Atkinson wins 2008 Home Town Award
The volunteer efforts from Atkinson residents earned them a 2008 Governor’s Home Town Award.
The village of about 1,000 residents received the award for State Street Park, located at the north end of downtown Atkinson, and built in memory and in honor of the late Keith Noard, who was serving as Mayor of Atkinson when he was killed in an automobile accident in November of 2006.
Village trustee Sue Mochel spearheaded the effort to submit information about the park to the Illinois Department of Commerce and Community Affairs. She said Atkinson is being recognized as the winner in the cleanup/beautification category, which is one of eight areas in which the Home Town Awards are given in Illinois.
Mochel, along with Atkinson Mayor Guy Pauley, and other village officials, will be guests at the awards banquet to be held in Springfield on Oct. 20 for representatives of the towns receiving the 2008 Governor’s Home Town Awards. The plaques and road signs will be presented to the recipients at the event, and one of the eight winners will be chosen to receive the Governor’s Cup which is a traveling award given each year for the project most symbolic of the spirit of volunteerism in Illinois.
Most of the work in building Atkinson’s State Street Park was completed by the 60 volunteers whom Mochel said “considered it a labor of love in memory Keith (Noard).”
“The value of the work of the volunteers is estimated at $9,600 if you figure it at $8 per hour,” she said. “The materials donated for the park are estimated to be $41,000 and our community raised $36,000 to build the park.
“We estimate a savings of $55,600 to the community from the volunteer efforts and contributions."
The State Street Park includes a large lighted fountain which shoots water 15 feet in the air.
Mochel credited all the volunteers who helped make the project a reality, and cited Beth and Tom VanVooren, who organized the community effort.
“Our village was a thriving railroad center back in the 1800’s,” Mochel said. “Over the past years, businesses moved elsewhere leaving a void in the downtown area. One area in particular was the old railroad station and surrounding grounds. That had become an eyesore which was difficult for members of a community who have always prided themselves on beautification.”

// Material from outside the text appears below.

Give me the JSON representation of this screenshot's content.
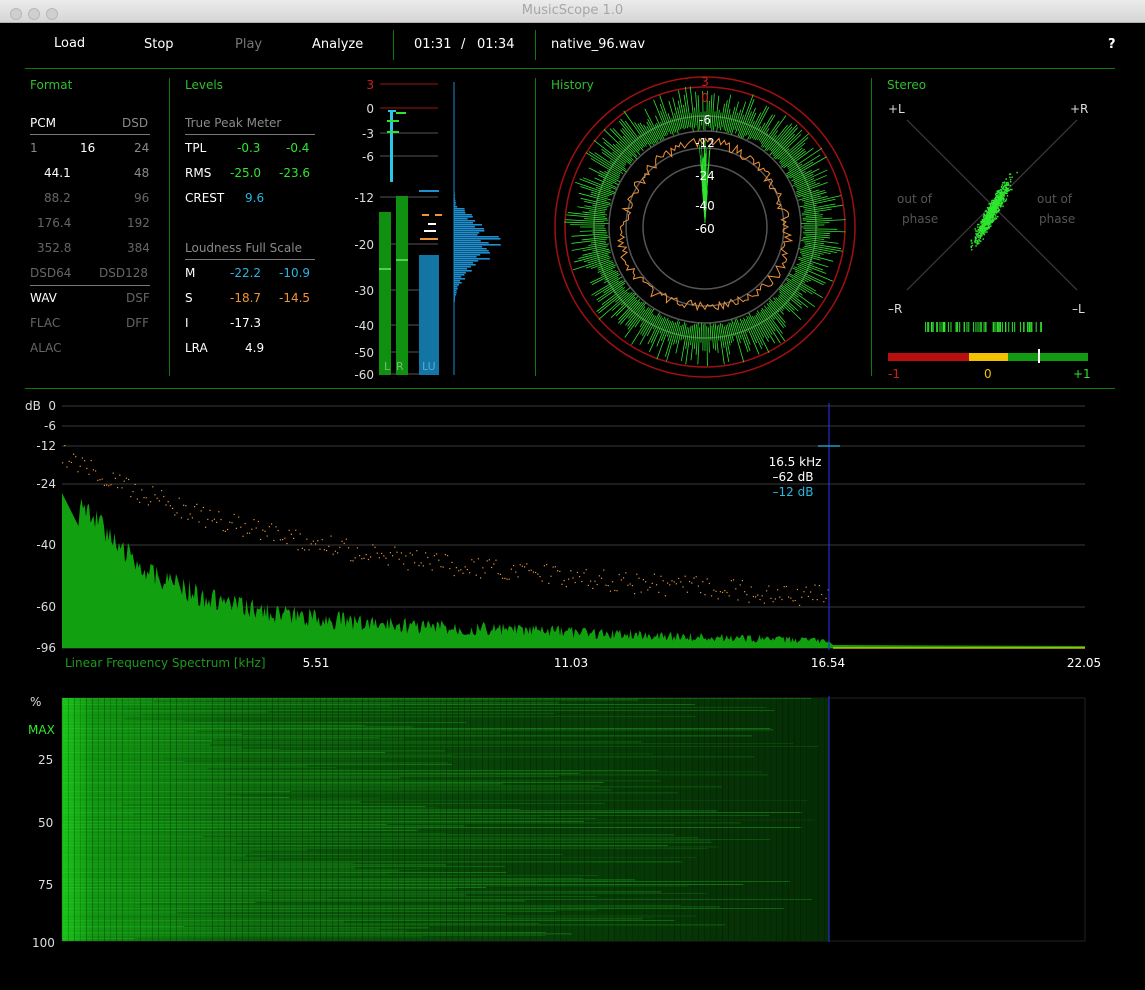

She said it was Noard’s vision during his tenure as mayor, to clean up the village. “He wanted to make it a beautiful place visually. He believed that a beautiful village would draw new residents as well as tourists, which is a crucial step in the survival of small villages.”
At the time of Noard’s death, work was underway to clean up the grounds where the train station once stood at the north edge of downtown.
As a tribute to their deceased mayor, the people rallied together to finish the work he had started.
The initial project involved clearing the area of garbage, broken down equipment, dilapidated buildings and dead foliage. The soil was tilled and new sod, as well as flower beds were put in place and new trees planted.
A local electrician donated his labor to install wiring for lighting the park and the restrooms located there.
“Our local plumbing/hardware store employees installed the plumbing for the restrooms as well as the plumbing for the fountain,” Mochel said. “Volunteers built the restroom and pump house building, and helped with putting in benches and installing light fixtures.”
“On any given night, the locals can be found playing rolle bolle on the courts next to the fountain, and the benches are filled with young and old alike,” she said. “Our park is not only a tribute to our late mayor, but it is something for the entire community and visitors to enjoy.”